It is tempting to place as small a down payment as possible. Perhaps you would like to not even put any money down. After all, you may not have adequate liquid assets, or you would rather use these assets to earn a return while you pay down the mortgage over the years.
There is a myriad of considerations, however. In New York City, the situation is complicated by a board’s influence (particularly in the case of a co-op). We go through your options, although you should remember that the decision is not entirely in your hands.
This is the strongest offer you make. Cash is king since sellers do not have to worry about you getting a lender’s approval for both you and the building. They also know your financials are more likely to get the board’s approval. Many co-op boards insist upon a large down payment, even as much as 50%. He or she also knows you can accommodate a quick closing if that is appealing for the seller.
Therefore, an all-cash offer should provide you with some negotiating leverage. On the flip side, you are tying up a significant amount of cash instead of investing it.
Between 20% and 30%
The 20% threshold is important since you do not have to pay personal mortgage insurance (PMI) at this point. This is also the standard down payment when you are buying a New York City property. You also receive a more favorable interest rate at this point than at lower percentage down payments.
Less than 20%

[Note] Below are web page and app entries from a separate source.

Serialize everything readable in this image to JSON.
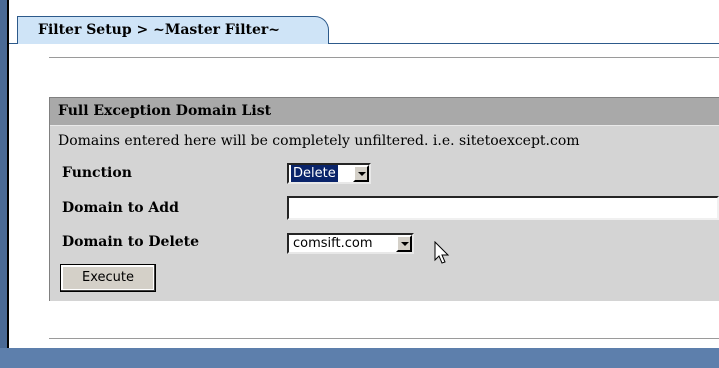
{
  "tab": {
    "title": "Filter Setup > ~Master Filter~"
  },
  "panel": {
    "header": "Full Exception Domain List",
    "description": "Domains entered here will be completely unfiltered. i.e. sitetoexcept.com",
    "function_label": "Function",
    "function_value": "Delete",
    "domain_add_label": "Domain to Add",
    "domain_add_value": "",
    "domain_delete_label": "Domain to Delete",
    "domain_delete_value": "comsift.com",
    "execute_label": "Execute"
  },
  "colors": {
    "frame": "#4a6a96",
    "tab_bg": "#cfe4f7",
    "panel_bg": "#d4d4d4",
    "header_bg": "#a9a9a9",
    "selection": "#0a246a"
  },
  "icons": {
    "cursor": "arrow-cursor-icon"
  }
}
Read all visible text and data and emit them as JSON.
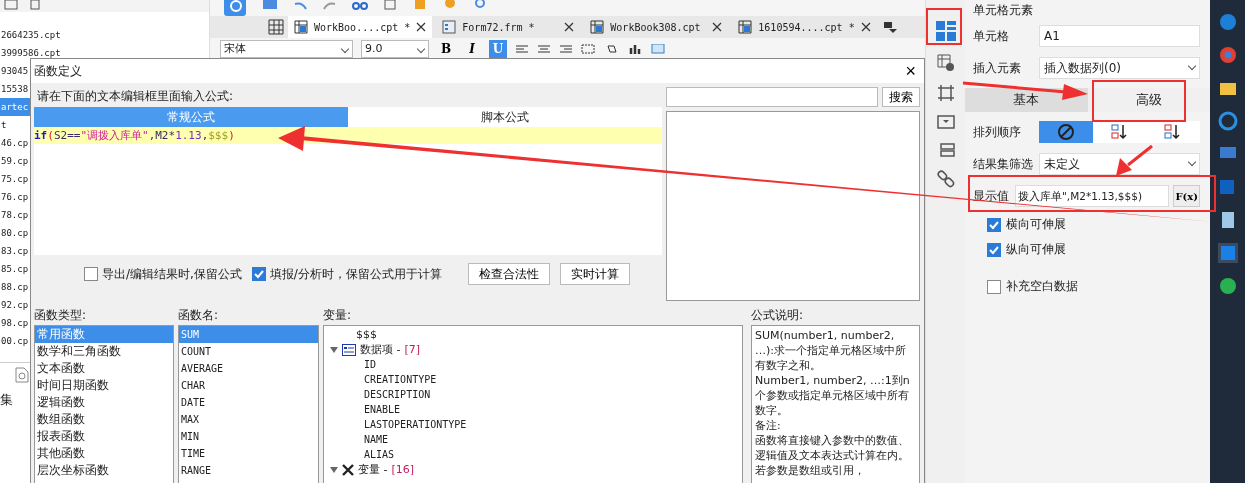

There are certain circumstances where you can places less than 20% down, however. If you are looking to make a 10% to 15% down payment, you may very well pass muster with your lenders. However, you may face challenges with the sellers and the co-op board. This may work for a condo or if you are willing to purchase a unit in a less desirable neighborhood, though.
Anything less than 10% is a tough sell in New York City. Lenders are boards likely to balk. It is also an uphill battle to get a seller to take your offer seriously. It will likely only work under very special, limited circumstances. One such case might be a developer offering deals with a 5% down payment in certain neighborhoods.
Although difficult to find, you may find a building where you can place as little as 3.5% down. The Federal Housing Administration insures these loans, known as FHA loans. There are certain conditions, such as a 580 minimum credit score. The FHA imposes other requirements, such as solid employment history and certain financial ratios.
If this type of loan interests you, the tricky part is finding a building willing to accept these conditions. So, you need to prepare yourself that you may restrict your housing choices.
You should expect to make a minimum down payment if you are purchasing a property in the city, though. Obtaining 100% financing is not a realistic option.
There is a balancing act when you are deciding how much money to put down — placing a sizeable down payment results in a stronger offer and lower mortgage payment. But, you are tying up capital. Less of a down payment is tempting but also means more substantial monthly payments. Sellers and the board are also like to frown upon your offer if the amount is too small.